What you will do
Once you have read the listing, retype all of it exactly.

*** Entries supplied ***

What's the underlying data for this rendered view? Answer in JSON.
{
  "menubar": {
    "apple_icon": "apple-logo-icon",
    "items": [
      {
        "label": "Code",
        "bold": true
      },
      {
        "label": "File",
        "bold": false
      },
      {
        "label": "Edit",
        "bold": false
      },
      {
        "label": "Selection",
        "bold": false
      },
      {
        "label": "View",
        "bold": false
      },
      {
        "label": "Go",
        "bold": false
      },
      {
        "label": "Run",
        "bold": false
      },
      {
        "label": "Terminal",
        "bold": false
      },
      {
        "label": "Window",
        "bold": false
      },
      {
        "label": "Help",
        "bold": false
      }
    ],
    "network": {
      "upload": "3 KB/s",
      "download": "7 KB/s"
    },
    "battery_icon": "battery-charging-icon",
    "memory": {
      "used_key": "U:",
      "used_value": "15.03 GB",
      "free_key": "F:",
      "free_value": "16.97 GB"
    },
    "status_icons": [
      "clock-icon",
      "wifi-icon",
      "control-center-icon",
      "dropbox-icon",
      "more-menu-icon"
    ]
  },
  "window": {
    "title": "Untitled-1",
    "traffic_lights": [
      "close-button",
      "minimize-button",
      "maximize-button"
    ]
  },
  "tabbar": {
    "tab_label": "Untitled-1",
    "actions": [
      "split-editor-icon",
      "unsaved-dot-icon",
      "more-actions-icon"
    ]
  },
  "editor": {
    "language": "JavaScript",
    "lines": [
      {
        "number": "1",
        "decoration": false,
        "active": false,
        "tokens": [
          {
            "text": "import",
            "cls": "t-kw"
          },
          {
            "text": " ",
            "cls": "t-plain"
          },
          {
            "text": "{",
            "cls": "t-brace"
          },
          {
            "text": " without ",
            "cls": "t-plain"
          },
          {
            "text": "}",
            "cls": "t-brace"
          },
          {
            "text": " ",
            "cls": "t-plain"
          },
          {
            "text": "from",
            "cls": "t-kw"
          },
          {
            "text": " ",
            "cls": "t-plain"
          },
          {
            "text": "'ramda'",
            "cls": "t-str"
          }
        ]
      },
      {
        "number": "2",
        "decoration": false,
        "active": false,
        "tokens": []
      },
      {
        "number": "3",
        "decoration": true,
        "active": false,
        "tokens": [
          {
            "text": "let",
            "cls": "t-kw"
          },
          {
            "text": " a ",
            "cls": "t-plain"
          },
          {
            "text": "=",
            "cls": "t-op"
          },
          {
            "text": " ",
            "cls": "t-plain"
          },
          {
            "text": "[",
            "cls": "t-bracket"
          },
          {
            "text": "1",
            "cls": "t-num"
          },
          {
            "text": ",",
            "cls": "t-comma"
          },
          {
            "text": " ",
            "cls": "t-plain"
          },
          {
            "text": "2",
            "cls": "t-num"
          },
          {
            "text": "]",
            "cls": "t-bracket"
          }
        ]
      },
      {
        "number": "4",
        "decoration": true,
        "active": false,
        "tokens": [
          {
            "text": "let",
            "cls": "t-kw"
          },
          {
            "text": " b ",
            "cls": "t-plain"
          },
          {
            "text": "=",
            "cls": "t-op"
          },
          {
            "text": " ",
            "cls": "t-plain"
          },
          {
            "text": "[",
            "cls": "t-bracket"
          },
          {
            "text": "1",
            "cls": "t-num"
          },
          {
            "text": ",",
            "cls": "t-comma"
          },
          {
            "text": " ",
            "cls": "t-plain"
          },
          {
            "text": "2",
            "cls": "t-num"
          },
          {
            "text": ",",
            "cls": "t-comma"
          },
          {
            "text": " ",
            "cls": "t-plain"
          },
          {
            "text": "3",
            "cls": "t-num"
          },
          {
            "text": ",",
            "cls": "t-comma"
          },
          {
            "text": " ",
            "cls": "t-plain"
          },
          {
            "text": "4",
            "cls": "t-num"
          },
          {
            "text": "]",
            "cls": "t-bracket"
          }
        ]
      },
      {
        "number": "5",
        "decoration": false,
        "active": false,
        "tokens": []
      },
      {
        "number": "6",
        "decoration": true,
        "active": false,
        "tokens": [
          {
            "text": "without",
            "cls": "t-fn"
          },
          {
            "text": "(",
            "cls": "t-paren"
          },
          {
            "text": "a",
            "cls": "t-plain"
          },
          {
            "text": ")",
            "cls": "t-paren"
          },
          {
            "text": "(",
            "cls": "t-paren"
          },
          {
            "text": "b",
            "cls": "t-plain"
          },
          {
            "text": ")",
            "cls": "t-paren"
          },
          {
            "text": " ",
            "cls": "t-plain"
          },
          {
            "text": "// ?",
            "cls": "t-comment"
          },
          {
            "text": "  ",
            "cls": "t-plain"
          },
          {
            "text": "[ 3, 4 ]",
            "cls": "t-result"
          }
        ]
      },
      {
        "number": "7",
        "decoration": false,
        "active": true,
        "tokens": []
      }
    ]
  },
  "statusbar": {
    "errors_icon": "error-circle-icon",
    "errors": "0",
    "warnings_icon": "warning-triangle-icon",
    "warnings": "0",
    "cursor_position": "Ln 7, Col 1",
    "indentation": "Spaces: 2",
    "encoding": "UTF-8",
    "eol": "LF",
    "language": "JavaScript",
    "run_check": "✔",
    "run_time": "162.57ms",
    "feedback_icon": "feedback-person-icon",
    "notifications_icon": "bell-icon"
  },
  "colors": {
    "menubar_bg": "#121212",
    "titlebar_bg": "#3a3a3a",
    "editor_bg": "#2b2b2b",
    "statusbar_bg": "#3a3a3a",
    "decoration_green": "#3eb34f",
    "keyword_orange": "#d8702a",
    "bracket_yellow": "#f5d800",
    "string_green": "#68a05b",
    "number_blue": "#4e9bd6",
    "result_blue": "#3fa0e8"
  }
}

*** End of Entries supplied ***

Response to this task
What's the underlying data for this rendered view? Answer in JSON.
{
  "menubar": {
    "apple_icon": "apple-logo-icon",
    "items": [
      {
        "label": "Code",
        "bold": true
      },
      {
        "label": "File",
        "bold": false
      },
      {
        "label": "Edit",
        "bold": false
      },
      {
        "label": "Selection",
        "bold": false
      },
      {
        "label": "View",
        "bold": false
      },
      {
        "label": "Go",
        "bold": false
      },
      {
        "label": "Run",
        "bold": false
      },
      {
        "label": "Terminal",
        "bold": false
      },
      {
        "label": "Window",
        "bold": false
      },
      {
        "label": "Help",
        "bold": false
      }
    ],
    "network": {
      "upload": "3 KB/s",
      "download": "7 KB/s"
    },
    "battery_icon": "battery-charging-icon",
    "memory": {
      "used_key": "U:",
      "used_value": "15.03 GB",
      "free_key": "F:",
      "free_value": "16.97 GB"
    },
    "status_icons": [
      "clock-icon",
      "wifi-icon",
      "control-center-icon",
      "dropbox-icon",
      "more-menu-icon"
    ]
  },
  "window": {
    "title": "Untitled-1",
    "traffic_lights": [
      "close-button",
      "minimize-button",
      "maximize-button"
    ]
  },
  "tabbar": {
    "tab_label": "Untitled-1",
    "actions": [
      "split-editor-icon",
      "unsaved-dot-icon",
      "more-actions-icon"
    ]
  },
  "editor": {
    "language": "JavaScript",
    "lines": [
      {
        "number": "1",
        "decoration": false,
        "active": false,
        "tokens": [
          {
            "text": "import",
            "cls": "t-kw"
          },
          {
            "text": " ",
            "cls": "t-plain"
          },
          {
            "text": "{",
            "cls": "t-brace"
          },
          {
            "text": " without ",
            "cls": "t-plain"
          },
          {
            "text": "}",
            "cls": "t-brace"
          },
          {
            "text": " ",
            "cls": "t-plain"
          },
          {
            "text": "from",
            "cls": "t-kw"
          },
          {
            "text": " ",
            "cls": "t-plain"
          },
          {
            "text": "'ramda'",
            "cls": "t-str"
          }
        ]
      },
      {
        "number": "2",
        "decoration": false,
        "active": false,
        "tokens": []
      },
      {
        "number": "3",
        "decoration": true,
        "active": false,
        "tokens": [
          {
            "text": "let",
            "cls": "t-kw"
          },
          {
            "text": " a ",
            "cls": "t-plain"
          },
          {
            "text": "=",
            "cls": "t-op"
          },
          {
            "text": " ",
            "cls": "t-plain"
          },
          {
            "text": "[",
            "cls": "t-bracket"
          },
          {
            "text": "1",
            "cls": "t-num"
          },
          {
            "text": ",",
            "cls": "t-comma"
          },
          {
            "text": " ",
            "cls": "t-plain"
          },
          {
            "text": "2",
            "cls": "t-num"
          },
          {
            "text": "]",
            "cls": "t-bracket"
          }
        ]
      },
      {
        "number": "4",
        "decoration": true,
        "active": false,
        "tokens": [
          {
            "text": "let",
            "cls": "t-kw"
          },
          {
            "text": " b ",
            "cls": "t-plain"
          },
          {
            "text": "=",
            "cls": "t-op"
          },
          {
            "text": " ",
            "cls": "t-plain"
          },
          {
            "text": "[",
            "cls": "t-bracket"
          },
          {
            "text": "1",
            "cls": "t-num"
          },
          {
            "text": ",",
            "cls": "t-comma"
          },
          {
            "text": " ",
            "cls": "t-plain"
          },
          {
            "text": "2",
            "cls": "t-num"
          },
          {
            "text": ",",
            "cls": "t-comma"
          },
          {
            "text": " ",
            "cls": "t-plain"
          },
          {
            "text": "3",
            "cls": "t-num"
          },
          {
            "text": ",",
            "cls": "t-comma"
          },
          {
            "text": " ",
            "cls": "t-plain"
          },
          {
            "text": "4",
            "cls": "t-num"
          },
          {
            "text": "]",
            "cls": "t-bracket"
          }
        ]
      },
      {
        "number": "5",
        "decoration": false,
        "active": false,
        "tokens": []
      },
      {
        "number": "6",
        "decoration": true,
        "active": false,
        "tokens": [
          {
            "text": "without",
            "cls": "t-fn"
          },
          {
            "text": "(",
            "cls": "t-paren"
          },
          {
            "text": "a",
            "cls": "t-plain"
          },
          {
            "text": ")",
            "cls": "t-paren"
          },
          {
            "text": "(",
            "cls": "t-paren"
          },
          {
            "text": "b",
            "cls": "t-plain"
          },
          {
            "text": ")",
            "cls": "t-paren"
          },
          {
            "text": " ",
            "cls": "t-plain"
          },
          {
            "text": "// ?",
            "cls": "t-comment"
          },
          {
            "text": "  ",
            "cls": "t-plain"
          },
          {
            "text": "[ 3, 4 ]",
            "cls": "t-result"
          }
        ]
      },
      {
        "number": "7",
        "decoration": false,
        "active": true,
        "tokens": []
      }
    ]
  },
  "statusbar": {
    "errors_icon": "error-circle-icon",
    "errors": "0",
    "warnings_icon": "warning-triangle-icon",
    "warnings": "0",
    "cursor_position": "Ln 7, Col 1",
    "indentation": "Spaces: 2",
    "encoding": "UTF-8",
    "eol": "LF",
    "language": "JavaScript",
    "run_check": "✔",
    "run_time": "162.57ms",
    "feedback_icon": "feedback-person-icon",
    "notifications_icon": "bell-icon"
  },
  "colors": {
    "menubar_bg": "#121212",
    "titlebar_bg": "#3a3a3a",
    "editor_bg": "#2b2b2b",
    "statusbar_bg": "#3a3a3a",
    "decoration_green": "#3eb34f",
    "keyword_orange": "#d8702a",
    "bracket_yellow": "#f5d800",
    "string_green": "#68a05b",
    "number_blue": "#4e9bd6",
    "result_blue": "#3fa0e8"
  }
}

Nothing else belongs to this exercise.